I instructed my sister to look through the binoculars so I could snap some photos on my new favorite Nikon digital camera. I always stayed behind the camera. On this road trip in particular, I wish I could have remained more hidden, but a family road trip needed evidence of the entire family being present (at least physically). In most of the photos, I hold an uncomfortable grimace or half-smile, my body curling in on itself like a wilted flower. My cheekbones straining against the sides of my face create small hollows under my eyes. My clavicles like budding wings from my shoulders were usually noticeable under the light tank tops I wore to survive the dry Texas heat.
Hiding can only take you so far when someone else is looking for you.
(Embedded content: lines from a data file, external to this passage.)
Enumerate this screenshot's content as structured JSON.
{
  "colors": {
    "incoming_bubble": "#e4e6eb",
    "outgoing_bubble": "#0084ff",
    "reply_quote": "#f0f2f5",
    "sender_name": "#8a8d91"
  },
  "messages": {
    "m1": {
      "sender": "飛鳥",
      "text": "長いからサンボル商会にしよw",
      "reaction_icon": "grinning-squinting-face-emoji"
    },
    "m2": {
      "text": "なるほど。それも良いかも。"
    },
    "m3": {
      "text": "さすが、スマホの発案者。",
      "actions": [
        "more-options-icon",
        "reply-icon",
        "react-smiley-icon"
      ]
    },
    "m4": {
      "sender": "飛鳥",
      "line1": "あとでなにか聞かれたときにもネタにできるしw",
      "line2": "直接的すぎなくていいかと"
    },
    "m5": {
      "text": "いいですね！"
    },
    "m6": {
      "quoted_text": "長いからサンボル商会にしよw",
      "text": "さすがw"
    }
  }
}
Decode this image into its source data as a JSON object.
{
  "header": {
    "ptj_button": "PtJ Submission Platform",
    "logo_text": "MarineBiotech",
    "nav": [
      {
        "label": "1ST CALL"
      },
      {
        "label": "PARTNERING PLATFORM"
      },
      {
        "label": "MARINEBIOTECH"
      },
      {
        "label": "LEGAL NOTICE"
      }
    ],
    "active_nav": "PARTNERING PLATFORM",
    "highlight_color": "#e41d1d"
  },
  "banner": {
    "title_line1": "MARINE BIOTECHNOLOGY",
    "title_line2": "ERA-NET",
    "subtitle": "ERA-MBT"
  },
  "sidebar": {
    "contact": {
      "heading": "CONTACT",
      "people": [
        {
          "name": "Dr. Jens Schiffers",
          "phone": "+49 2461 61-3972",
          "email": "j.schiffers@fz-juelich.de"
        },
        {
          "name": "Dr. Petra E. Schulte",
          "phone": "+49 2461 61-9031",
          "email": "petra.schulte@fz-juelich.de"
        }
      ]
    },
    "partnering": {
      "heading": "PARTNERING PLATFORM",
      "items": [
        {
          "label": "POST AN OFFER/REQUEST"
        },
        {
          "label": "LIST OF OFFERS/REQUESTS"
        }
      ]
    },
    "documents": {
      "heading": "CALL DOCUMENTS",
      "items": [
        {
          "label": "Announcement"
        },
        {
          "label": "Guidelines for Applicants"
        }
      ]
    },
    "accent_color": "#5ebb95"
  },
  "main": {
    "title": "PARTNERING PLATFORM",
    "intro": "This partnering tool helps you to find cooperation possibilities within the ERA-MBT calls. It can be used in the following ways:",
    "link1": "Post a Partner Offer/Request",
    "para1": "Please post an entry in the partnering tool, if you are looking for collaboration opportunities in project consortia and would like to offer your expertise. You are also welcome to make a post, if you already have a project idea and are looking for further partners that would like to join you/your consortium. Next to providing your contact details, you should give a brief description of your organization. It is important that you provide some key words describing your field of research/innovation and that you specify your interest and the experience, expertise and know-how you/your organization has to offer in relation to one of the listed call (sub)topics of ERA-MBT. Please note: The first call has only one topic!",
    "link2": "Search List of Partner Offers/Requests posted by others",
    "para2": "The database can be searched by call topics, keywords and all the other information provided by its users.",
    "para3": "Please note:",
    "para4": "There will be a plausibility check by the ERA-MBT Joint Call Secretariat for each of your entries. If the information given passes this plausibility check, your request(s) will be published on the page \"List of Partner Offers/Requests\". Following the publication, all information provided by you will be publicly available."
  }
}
I wish I would have known more about change, about how to do it right. I didn’t have a direction, so I got lost. I lost the fat—the baby fat, the extra padding, the whatever you want to call it—wrong. I ate—and didn’t eat—the wrong things. I was living—with a stubborn, sullen head and heart—wrong. I barely found joy in life on that road trip amongst the tumultuous thoughts and expectations rattling in my mind, but in the moment at the airport, I was engrossed in something other than myself. I was caught off guard. I looked once again through the viewer at a plane speeding down the runway, nothing but a blur of red and white lights burning through the navy sea of night. I angled the binoculars upward and was shocked to see a full moon taking up nearly the entire scene through the lenses. I angled my digital camera lens behind one of the lenses of the binoculars and took a few photographs of the silver sphere floating at the perfect moment at the perfect angle.
I forgot my nagging thoughts of imperfection and wasting time. My mind was blinded by the beauty of a strange city at night under a full moon. I was too busy taking photographs of that beauty to care about trying to be something “beautiful” myself. No one could compete with the moon and the stars and once-in-a-lifetime places and times.
The pure beauty of nature will cover my scars.